Washington (CNN) - President Donald Trump stopped by the Capitol on Tuesday to join Republican senators for their weekly policy lunch and, according to members who attended, he did not address the hot button issues -- such as comments his aide made about ailing John McCain or his call for helping a US-sanctioned Chinese technology company.
Instead, Trump covered a wide range of policy topics including North Korea, Iran, China and the plan for a US border wall -- as well as making a couple of jokes along the way.
As Trump finished his remarks and the brief question-and-answer portion of the closed-door Republican luncheon began, Sen. Dean Heller, a Republican from Nevada who is up for re-election in November, spoke up about a key Trump policy.
He talked first about the US Embassy opening in Jerusalem. Heller attended that, but then he pivoted to a question about immigration. He asked, according to a source in the room and another source familiar, that Trump hold off on focusing on his border wall until after the midterm elections, but the President was noncommittal.
The border wall and Trump's desire to build it have been a cornerstone of his presidency, but the wall is complicated for senators and House members in swing districts.
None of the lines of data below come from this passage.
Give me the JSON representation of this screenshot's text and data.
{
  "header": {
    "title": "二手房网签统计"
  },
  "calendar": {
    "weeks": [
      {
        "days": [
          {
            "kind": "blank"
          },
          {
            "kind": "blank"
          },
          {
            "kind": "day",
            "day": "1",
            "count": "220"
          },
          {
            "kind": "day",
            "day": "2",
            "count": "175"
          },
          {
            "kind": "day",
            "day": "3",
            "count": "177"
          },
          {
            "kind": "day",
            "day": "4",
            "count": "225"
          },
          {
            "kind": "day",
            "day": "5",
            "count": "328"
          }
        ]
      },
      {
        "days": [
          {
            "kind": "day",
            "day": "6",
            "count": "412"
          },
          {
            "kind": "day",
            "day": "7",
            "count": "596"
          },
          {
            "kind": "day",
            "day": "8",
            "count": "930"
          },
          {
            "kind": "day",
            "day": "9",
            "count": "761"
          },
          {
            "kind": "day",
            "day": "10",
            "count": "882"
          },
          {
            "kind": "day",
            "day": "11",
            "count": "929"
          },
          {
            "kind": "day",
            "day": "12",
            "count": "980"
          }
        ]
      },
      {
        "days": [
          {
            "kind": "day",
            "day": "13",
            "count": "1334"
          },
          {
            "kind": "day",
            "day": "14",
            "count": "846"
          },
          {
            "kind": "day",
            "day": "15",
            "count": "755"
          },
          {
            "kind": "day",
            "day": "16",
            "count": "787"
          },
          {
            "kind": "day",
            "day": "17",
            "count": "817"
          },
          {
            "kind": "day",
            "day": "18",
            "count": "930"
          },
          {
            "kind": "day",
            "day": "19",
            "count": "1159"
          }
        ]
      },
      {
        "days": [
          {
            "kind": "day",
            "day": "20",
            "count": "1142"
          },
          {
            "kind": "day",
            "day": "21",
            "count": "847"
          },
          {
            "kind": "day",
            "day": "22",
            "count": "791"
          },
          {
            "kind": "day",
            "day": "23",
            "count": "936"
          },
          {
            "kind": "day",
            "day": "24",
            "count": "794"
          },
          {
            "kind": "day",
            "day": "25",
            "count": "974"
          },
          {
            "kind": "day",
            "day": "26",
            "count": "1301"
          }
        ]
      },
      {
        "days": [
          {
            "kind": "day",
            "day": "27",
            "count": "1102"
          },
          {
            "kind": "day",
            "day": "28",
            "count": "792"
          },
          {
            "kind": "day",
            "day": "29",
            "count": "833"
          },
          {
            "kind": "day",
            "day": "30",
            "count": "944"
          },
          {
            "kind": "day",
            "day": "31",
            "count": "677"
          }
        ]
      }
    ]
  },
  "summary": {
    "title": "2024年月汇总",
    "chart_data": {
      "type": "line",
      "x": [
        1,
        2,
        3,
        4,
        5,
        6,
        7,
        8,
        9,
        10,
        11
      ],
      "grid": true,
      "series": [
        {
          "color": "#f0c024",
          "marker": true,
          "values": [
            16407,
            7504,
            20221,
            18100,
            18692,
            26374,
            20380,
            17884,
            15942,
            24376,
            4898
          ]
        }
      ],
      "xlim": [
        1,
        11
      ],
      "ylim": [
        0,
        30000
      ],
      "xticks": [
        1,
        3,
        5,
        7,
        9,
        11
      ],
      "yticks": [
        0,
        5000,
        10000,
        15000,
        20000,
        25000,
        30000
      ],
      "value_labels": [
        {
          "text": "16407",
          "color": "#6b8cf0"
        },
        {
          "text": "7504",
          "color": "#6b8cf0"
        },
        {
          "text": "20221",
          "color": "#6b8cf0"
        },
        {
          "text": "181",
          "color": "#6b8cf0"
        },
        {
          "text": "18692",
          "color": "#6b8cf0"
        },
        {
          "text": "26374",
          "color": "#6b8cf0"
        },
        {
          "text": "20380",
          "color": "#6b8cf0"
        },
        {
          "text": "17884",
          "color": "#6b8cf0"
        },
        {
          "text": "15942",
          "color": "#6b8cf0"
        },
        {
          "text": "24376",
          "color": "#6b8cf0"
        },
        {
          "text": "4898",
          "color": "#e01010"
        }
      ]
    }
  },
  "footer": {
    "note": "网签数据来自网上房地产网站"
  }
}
Pushing too hard for wall funding to be part of the next spending bill could be a problem when the government runs out of money at the end of the fiscal year. Democrats aren't expected to go along with border wall funding if Trump pushes for it, which could lead to a showdown and a potential government shutdown if it can't be resolved.
Heller's office declined to comment to CNN.
The President's much-anticipated lunch with Republican senators came as controversy swirls around the fact that an aide -- Kelly Sadler -- has still not apologized for disparaging comments she reportedly made about ailing Arizona Republican Sen. John McCain. Multiple GOP senators said the remark a White House aide made about McCain's opposition to CIA nominee Gina Haspel was largely immaterial because "he's dying anyway" was inappropriate.
On Monday, the President tweeted that he wanted to do something to help ZTE, a US-sanctioned Chinese technology company.
"We did not talk about ZTE specifically, we talked in general about trade and trying to negotiate a better relationship with China," said Sen. John Kennedy, a Republican from Louisiana.
Among his jokes, Trump said his wife Melania's poll numbers were better than his -- and joked that he told her not to run against him, according to a source at the lunch.
Trump told the senators his wife is doing well after her kidney surgery at Walter Reed.
"He said she's doing well. He was very complimentary of Walter Reed and said she's getting great treatment and said she'd be back with us soon," Kennedy told reporters.
The President also took a shot at Republican Sen. Lindsey Graham, saying the South Carolinian has never seen a war he didn't want to get involved with, which prompted laughter in the room.
"Mostly we didn't interrupt the President. We let him talk. He talked for 45 minutes about quite an array of subjects," Kennedy said. "It was a very honest, unvarnished, here's-what-I'm-thinking speech."
Several senators told reporters Trump brought Mike Braun, the Republican nominee in the Indiana senate election as his guest in the lunch. According to several senators, Trump said he planned to be involved in campaigning ahead of the midterms.
"He was in a good mood," Kennedy said. "He was in a very good mood. He told some funny jokes. They were all funny, and clean."
Kennedy later said Trump's jokes were "funny as hell" and said he was trying to scribble down some of the jokes so he could steal them.